Shikaku Talks To Shikamaru

It was after Asuma lost the battle with Akatsuki.

Phases of Node.js Event Loop

We know that a Node.js application is run in a single-threaded fashion. But, it can handle multiple asynchronous operations in the background and exhibits features as if it is a multi-threaded application. At the base level, Node.js is built on C++ which actually allows the existence of multiple threads. While that's not the actual basis, Node.js utilizes the  libuv library that allows it to interact with the operating system and utilize available resources efficiently. The library enables asynchronous I/O operations such as file reading, database querying, data transferring over the network, and so on, then it will trigger the registered callback for each completed I/O operation to run. Node.js manage all the callbacks in a mechanism called " event loop ". An event loop is a loop of sequential processes which are grouped into several phases. It handles callbacks of asynchronous I/O operations and asynchronous calls initiated by objects or functions in the main appl

Configure Gitlab SMTP Setting

Gitlab CE or EE is shipped with the capability to send messages through SMTP service as the basic feature to send notifications or updates to the users. The configuration parameters are available in /etc/gitlab/gitlab.rb . Each SMTP service provider has a different configuration, therefore the Gitlab configuration parameters should be adjusted according to the requirements.
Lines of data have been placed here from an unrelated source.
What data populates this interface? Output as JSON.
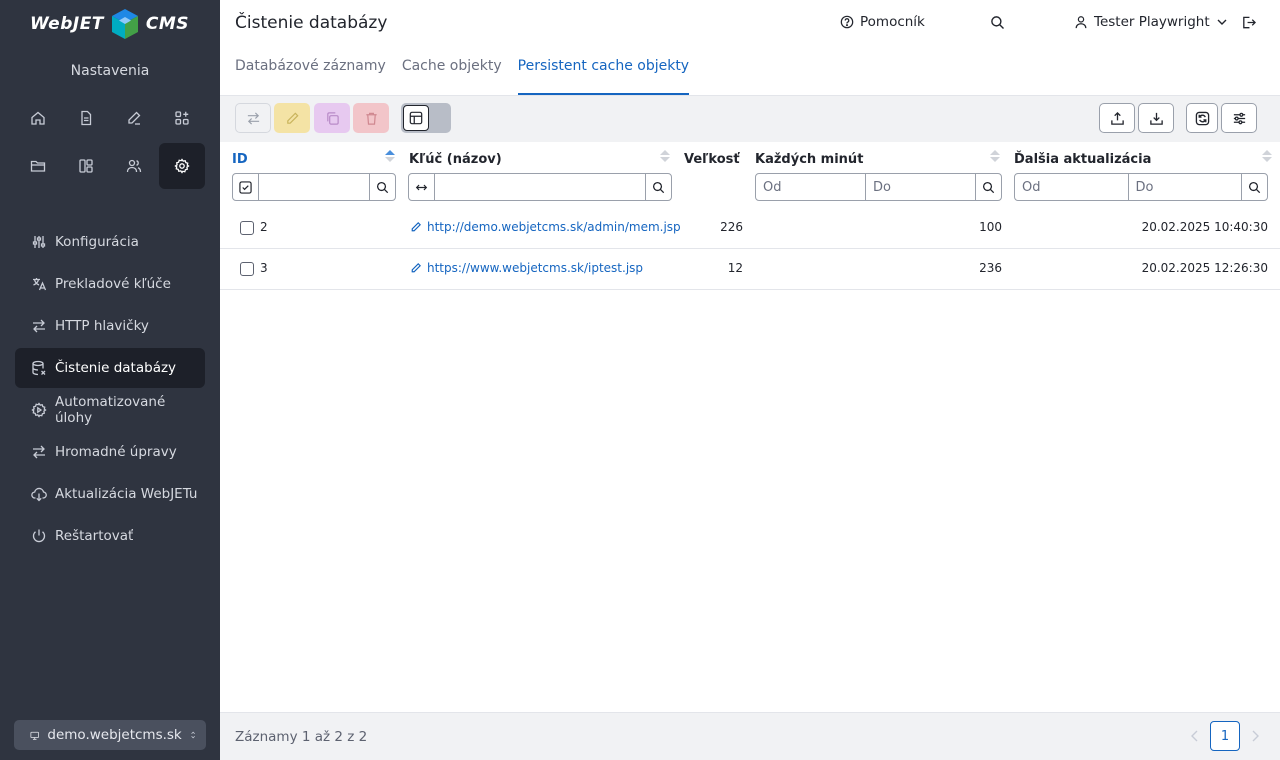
{
  "app": {
    "logo_left": "WebJET",
    "logo_right": "CMS",
    "section": "Nastavenia"
  },
  "sidebar": {
    "icons": [
      "home-icon",
      "document-icon",
      "edit-icon",
      "apps-icon",
      "folder-icon",
      "layout-icon",
      "users-icon",
      "gear-icon"
    ],
    "items": [
      {
        "label": "Konfigurácia",
        "icon": "sliders-icon"
      },
      {
        "label": "Prekladové kľúče",
        "icon": "translate-icon"
      },
      {
        "label": "HTTP hlavičky",
        "icon": "arrows-icon"
      },
      {
        "label": "Čistenie databázy",
        "icon": "database-clean-icon"
      },
      {
        "label": "Automatizované úlohy",
        "icon": "automation-icon"
      },
      {
        "label": "Hromadné úpravy",
        "icon": "bulk-edit-icon"
      },
      {
        "label": "Aktualizácia WebJETu",
        "icon": "cloud-download-icon"
      },
      {
        "label": "Reštartovať",
        "icon": "power-icon"
      }
    ],
    "domain": "demo.webjetcms.sk"
  },
  "header": {
    "title": "Čistenie databázy",
    "help": "Pomocník",
    "user": "Tester Playwright",
    "tabs": [
      "Databázové záznamy",
      "Cache objekty",
      "Persistent cache objekty"
    ]
  },
  "table": {
    "columns": {
      "id": "ID",
      "key": "Kľúč (názov)",
      "size": "Veľkosť",
      "every_minutes": "Každých minút",
      "next_update": "Ďalšia aktualizácia"
    },
    "filters": {
      "from": "Od",
      "to": "Do"
    },
    "rows": [
      {
        "id": "2",
        "key": "http://demo.webjetcms.sk/admin/mem.jsp",
        "size": "226",
        "minutes": "100",
        "next": "20.02.2025 10:40:30"
      },
      {
        "id": "3",
        "key": "https://www.webjetcms.sk/iptest.jsp",
        "size": "12",
        "minutes": "236",
        "next": "20.02.2025 12:26:30"
      }
    ]
  },
  "footer": {
    "records": "Záznamy 1 až 2 z 2",
    "page": "1"
  }
}
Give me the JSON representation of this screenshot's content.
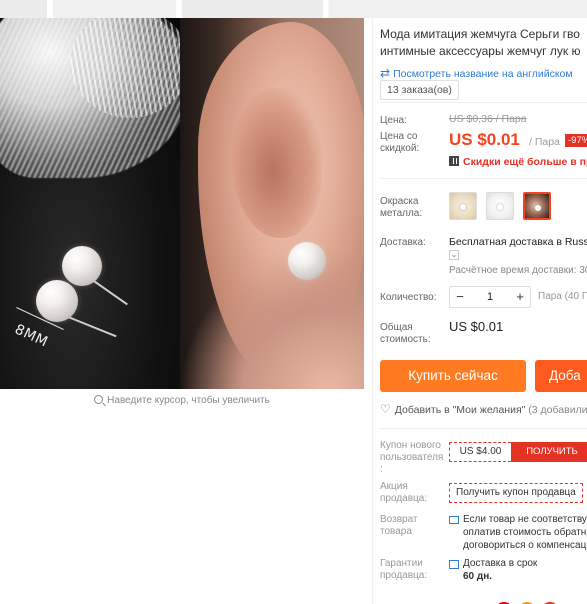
{
  "gallery": {
    "size_label": "8MM",
    "zoom_hint": "Наведите курсор, чтобы увеличить"
  },
  "product": {
    "title_line1": "Мода имитация жемчуга Серьги гво",
    "title_line2": "интимные аксессуары жемчуг лук ю",
    "translate_link": "Посмотреть название на английском",
    "orders": "13 заказа(ов)"
  },
  "price": {
    "label": "Цена:",
    "original": "US $0,36 / Пара",
    "discount_label_1": "Цена со",
    "discount_label_2": "скидкой:",
    "current": "US $0.01",
    "per": "/ Пара",
    "discount_badge": "-97%",
    "promo": "Скидки ещё больше в при"
  },
  "options": {
    "color_label_1": "Окраска",
    "color_label_2": "металла:"
  },
  "shipping": {
    "label": "Доставка:",
    "value": "Бесплатная доставка в Russ",
    "dropdown": "⌄",
    "eta": "Расчётное время доставки: 30"
  },
  "quantity": {
    "label": "Количество:",
    "minus": "−",
    "value": "1",
    "plus": "+",
    "note": "Пара (40 П"
  },
  "total": {
    "label_1": "Общая",
    "label_2": "стоимость:",
    "value": "US $0.01"
  },
  "actions": {
    "buy": "Купить сейчас",
    "cart": "Доба"
  },
  "wishlist": {
    "label": "Добавить в \"Мои желания\"",
    "count": "(3 добавили"
  },
  "coupon": {
    "label_1": "Купон нового",
    "label_2": "пользователя",
    "label_3": ":",
    "amount": "US $4.00",
    "get": "ПОЛУЧИТЬ"
  },
  "seller": {
    "label_1": "Акция",
    "label_2": "продавца:",
    "coupon": "Получить купон продавца"
  },
  "returns": {
    "label_1": "Возврат",
    "label_2": "товара",
    "line1": "Если товар не соответству",
    "line2": "оплатив стоимость обратн",
    "line3": "договориться о компенсац"
  },
  "guarantee": {
    "label_1": "Гарантии",
    "label_2": "продавца:",
    "line1": "Доставка в срок",
    "line2": "60 дн."
  }
}
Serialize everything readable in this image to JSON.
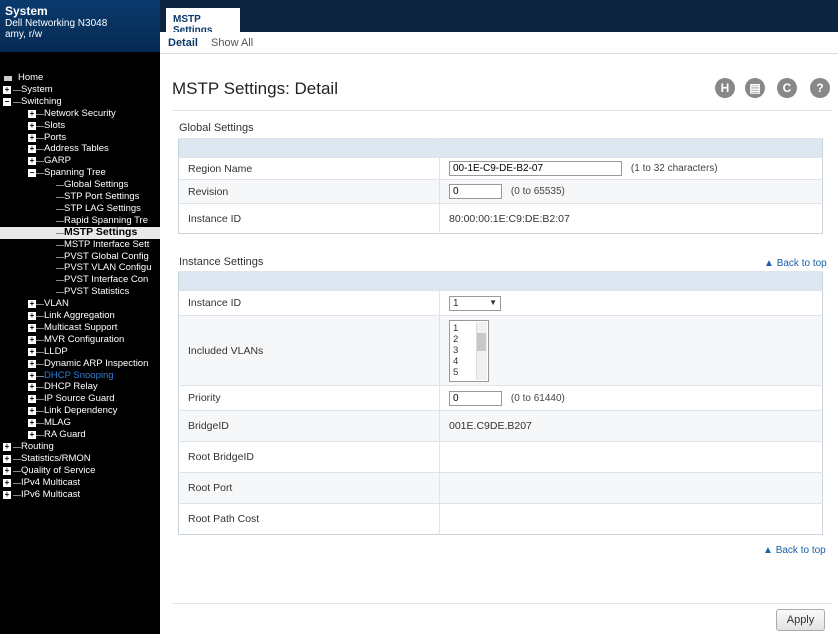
{
  "system": {
    "title": "System",
    "device": "Dell Networking N3048",
    "user": "amy, r/w"
  },
  "tabs": {
    "active": "MSTP Settings",
    "sub": [
      "Detail",
      "Show All"
    ]
  },
  "page": {
    "title": "MSTP Settings: Detail"
  },
  "toolbar_icons": [
    "save-icon",
    "print-icon",
    "refresh-icon",
    "help-icon"
  ],
  "nav": [
    {
      "label": "Home",
      "level": 0,
      "toggle": "",
      "icon": "home-icon"
    },
    {
      "label": "System",
      "level": 0,
      "toggle": "+"
    },
    {
      "label": "Switching",
      "level": 0,
      "toggle": "-"
    },
    {
      "label": "Network Security",
      "level": 1,
      "toggle": "+"
    },
    {
      "label": "Slots",
      "level": 1,
      "toggle": "+"
    },
    {
      "label": "Ports",
      "level": 1,
      "toggle": "+"
    },
    {
      "label": "Address Tables",
      "level": 1,
      "toggle": "+"
    },
    {
      "label": "GARP",
      "level": 1,
      "toggle": "+"
    },
    {
      "label": "Spanning Tree",
      "level": 1,
      "toggle": "-"
    },
    {
      "label": "Global Settings",
      "level": 2,
      "toggle": ""
    },
    {
      "label": "STP Port Settings",
      "level": 2,
      "toggle": ""
    },
    {
      "label": "STP LAG Settings",
      "level": 2,
      "toggle": ""
    },
    {
      "label": "Rapid Spanning Tre",
      "level": 2,
      "toggle": ""
    },
    {
      "label": "MSTP Settings",
      "level": 2,
      "toggle": "",
      "current": true
    },
    {
      "label": "MSTP Interface Sett",
      "level": 2,
      "toggle": ""
    },
    {
      "label": "PVST Global Config",
      "level": 2,
      "toggle": ""
    },
    {
      "label": "PVST VLAN Configu",
      "level": 2,
      "toggle": ""
    },
    {
      "label": "PVST Interface Con",
      "level": 2,
      "toggle": ""
    },
    {
      "label": "PVST Statistics",
      "level": 2,
      "toggle": ""
    },
    {
      "label": "VLAN",
      "level": 1,
      "toggle": "+"
    },
    {
      "label": "Link Aggregation",
      "level": 1,
      "toggle": "+"
    },
    {
      "label": "Multicast Support",
      "level": 1,
      "toggle": "+"
    },
    {
      "label": "MVR Configuration",
      "level": 1,
      "toggle": "+"
    },
    {
      "label": "LLDP",
      "level": 1,
      "toggle": "+"
    },
    {
      "label": "Dynamic ARP Inspection",
      "level": 1,
      "toggle": "+"
    },
    {
      "label": "DHCP Snooping",
      "level": 1,
      "toggle": "+",
      "highlight": true
    },
    {
      "label": "DHCP Relay",
      "level": 1,
      "toggle": "+"
    },
    {
      "label": "IP Source Guard",
      "level": 1,
      "toggle": "+"
    },
    {
      "label": "Link Dependency",
      "level": 1,
      "toggle": "+"
    },
    {
      "label": "MLAG",
      "level": 1,
      "toggle": "+"
    },
    {
      "label": "RA Guard",
      "level": 1,
      "toggle": "+"
    },
    {
      "label": "Routing",
      "level": 0,
      "toggle": "+"
    },
    {
      "label": "Statistics/RMON",
      "level": 0,
      "toggle": "+"
    },
    {
      "label": "Quality of Service",
      "level": 0,
      "toggle": "+"
    },
    {
      "label": "IPv4 Multicast",
      "level": 0,
      "toggle": "+"
    },
    {
      "label": "IPv6 Multicast",
      "level": 0,
      "toggle": "+"
    }
  ],
  "global": {
    "title": "Global Settings",
    "region_label": "Region Name",
    "region_value": "00-1E-C9-DE-B2-07",
    "region_hint": "(1 to 32 characters)",
    "revision_label": "Revision",
    "revision_value": "0",
    "revision_hint": "(0 to 65535)",
    "instance_id_label": "Instance ID",
    "instance_id_value": "80:00:00:1E:C9:DE:B2:07"
  },
  "instance": {
    "title": "Instance Settings",
    "back_link": "Back to top",
    "id_label": "Instance ID",
    "id_value": "1",
    "vlans_label": "Included VLANs",
    "vlans": [
      "1",
      "2",
      "3",
      "4",
      "5"
    ],
    "priority_label": "Priority",
    "priority_value": "0",
    "priority_hint": "(0 to 61440)",
    "bridgeid_label": "BridgeID",
    "bridgeid_value": "001E.C9DE.B207",
    "root_bridgeid_label": "Root BridgeID",
    "root_bridgeid_value": "",
    "root_port_label": "Root Port",
    "root_port_value": "",
    "root_path_cost_label": "Root Path Cost",
    "root_path_cost_value": ""
  },
  "bottom_back_link": "Back to top",
  "apply_label": "Apply"
}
Some examples have been provided by Gitlab here . This is an example if you use the Zoho service. gitlab_rails['smtp_enable'] = true gitlab_rails['smtp_address'] = "" gitlab_rails['smtp_port'] = 587 gitlab_rails['smtp_authentication'] = "plain" gitlab_rails['smtp_enable_starttls_auto'] = true gitlab_rails['smtp_user_name'] = "" gitlab_rails['smtp_password'] = "mypassword" gitlab_rails['smtp_domain'] = "" This is another example of using Amazon SES w

Measuring Correlation

If we want to know a correlation between a boxer winning a match and using red pants, we can mathematically determine it based on past records of those conditions. There are four possible combinations of the conditions. The boxer loses and he doesn’t use red pants (00) The boxer loses and he uses red pants (01) The boxer wins and he doesn’t use red pants (10) The boxer wins and he uses red pants (11) For example, we have the following past records. Condition “00” is 23 times Condition “01” is 10 times Condition “10” is 45 times Condition “11” is 9 times Then, we can use the phi coefficient formula. The result of this formula is between -1 and 1. If the result is close to 0, it means the conditions have no correlation. If it is close to 1, it means the conditions are strongly correlated. Meanwhile, if it is negative, the correlation is strong but in the opposite way. The formula is as follows. phi = (n11 x n00) – (n01 x n10) / sqrt(n1X x n0X x nX1 x nX0) n1X represents the condition wh